"Whereas the Dutchy Seal belonging to the County Palatine of Lancaster hath been forcibly taken from Christopher Banister Esquire, Vice Chancellor of the said County, by the Forces raised against the Parliament; in the Want whereof, neither Sheriff nor Justices of Peace could be made for that County, nor common Justice administered unto the Inhabitants thereof, unto their unsufferable Prejudice and Detriment: Be it therefore Declared and Ordained, by the Lords and Commons assembled in Parliament, That a Dutchy Seal, already by them provided and made, shall be forthwith put in Use, and shall be, and is hereby authorized and established to be, of like Force, Power, and Validity, to all Intents and Purposes, as any Dutchy Seal of the County Palatine of Lancaster heretofore hath been, or ought to be; and the said Seal shall be forthwith sent, by a Messenger to be appointed by the Speaker of the House of Commons, to the said Christopher Banister, who is hereby authorized and ordered, during the Pleasure of both Houses of Parliament, to put the same Seal in Use; and to do and perform all Acts and Things, as fully and amply as he or any other Vice Chancellor hath formerly done or performed; and to do and perform such other Acts and Things therewith, as he shall receive Directions for from both Houses of Parliament: And it is further Ordered and Ordained, That all Acts whatsoever, that have been done by the said former Dutchy Seal for the County Palatine of Lancaster, since the same was taken away from the said Christofer Banister as aforesaid, or any Act or Thing that hereafter shall be done by that or any other Dutchy Seal for the County Palatine of Lancaster (other than what is hereby appointed and established), shall be utterly void, frustrate, and of none Effect; and what the said Christopher Banister shall do in Pursuance of this Ordinance, he shall be protected by Authority of both Houses of Parliament."
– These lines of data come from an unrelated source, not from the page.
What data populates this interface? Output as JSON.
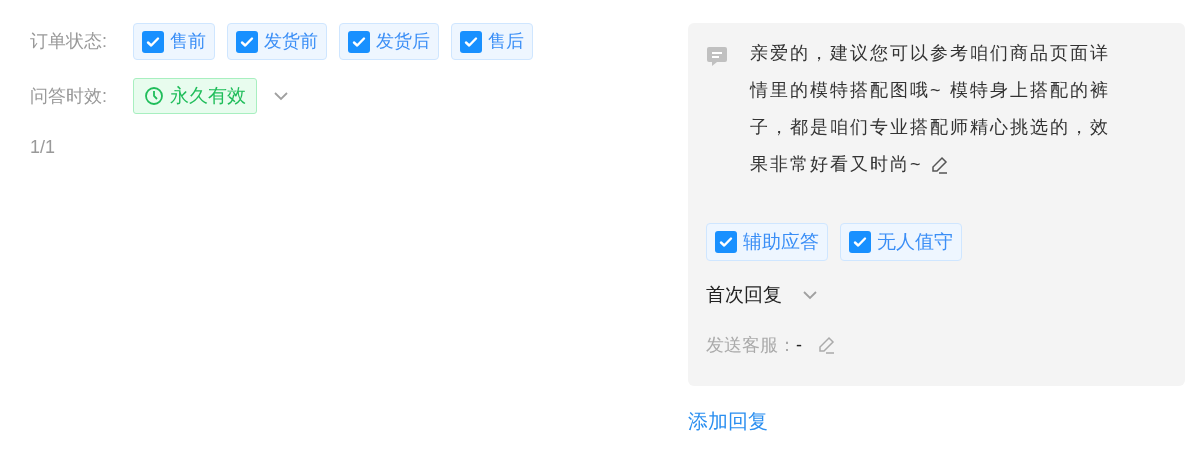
{
  "order_status": {
    "label": "订单状态:",
    "options": [
      {
        "label": "售前",
        "checked": true
      },
      {
        "label": "发货前",
        "checked": true
      },
      {
        "label": "发货后",
        "checked": true
      },
      {
        "label": "售后",
        "checked": true
      }
    ]
  },
  "validity": {
    "label": "问答时效:",
    "tag": "永久有效"
  },
  "page": "1/1",
  "reply": {
    "message": "亲爱的，建议您可以参考咱们商品页面详情里的模特搭配图哦~ 模特身上搭配的裤子，都是咱们专业搭配师精心挑选的，效果非常好看又时尚~",
    "options": [
      {
        "label": "辅助应答",
        "checked": true
      },
      {
        "label": "无人值守",
        "checked": true
      }
    ],
    "reply_type": "首次回复",
    "agent": {
      "label": "发送客服：",
      "value": "-"
    }
  },
  "add_reply": "添加回复"
}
L. Viscount Say & Seale.
Report of the Meeting with the Lords who are come from the King.
The Lord General reported to the House, "That the Select Committees of both Houses, in the Presence of the Scottish Commissioners, have received from the Duke of Richmond and the Earl of South'ton what they had to deliver from the King; the Contents whereof was in Two Papers.
"We are commanded by His Majesty, together with His Answer which we bring, to present to you the Assurance of His real and earnest Desires of Peace, which, He conceives, cannot so well appear by any Expressions in Words, as by those Proofs His Actions shall make, whensoever it shall be put into a Way of Trial, which He very much desires may be with Speed."
The King's Answer to the Propositions lately sent Him.
His Majesty's Answer to the Propositions presented to Him from the Lords and Commons assembled in the Parliament of England at Westm. and the Commissioners of the Parliament of Scotland now at London; to be delivered to the Lords and Commons assembled in the Parliament of England at Westm. and the Commissioners of the Parliament of Scotland now at London.
The King's Answer to the Propositions about Peace.
"His Majesty hath seriously considered the Propositions, and finds it very difficult, in respect they import so great an Alteration in Government both in Church and State, to return a particular and positive Answer, before a full Debate, wherein those Propositions, and all the necessary Explanations and Reasons for assenting, dissenting, or qualifying, and all Inconveniencies and Mischiefs which may ensue, and cannot otherwise be so well foreseen, may be discussed and weighed: His Majesty therefore proposeth and desireth, as the best Expedient for Peace, that you will appoint such Number of Persons as you shall think fit, to treat with the like Number of Persons to be appointed by His Majesty upon the said Propositions, and such other Things as shall be proposed by His Majesty for the Preservation and Defence of the Protestant Religion (with due Regard to the Ease of tender Consciences, as His Majesty hath often offered), the Rights of the Crown, the Liberty and Property of the Subject, and the Privileges of Parliament; and, upon the whole Matter, to conclude a happy and blessed Peace.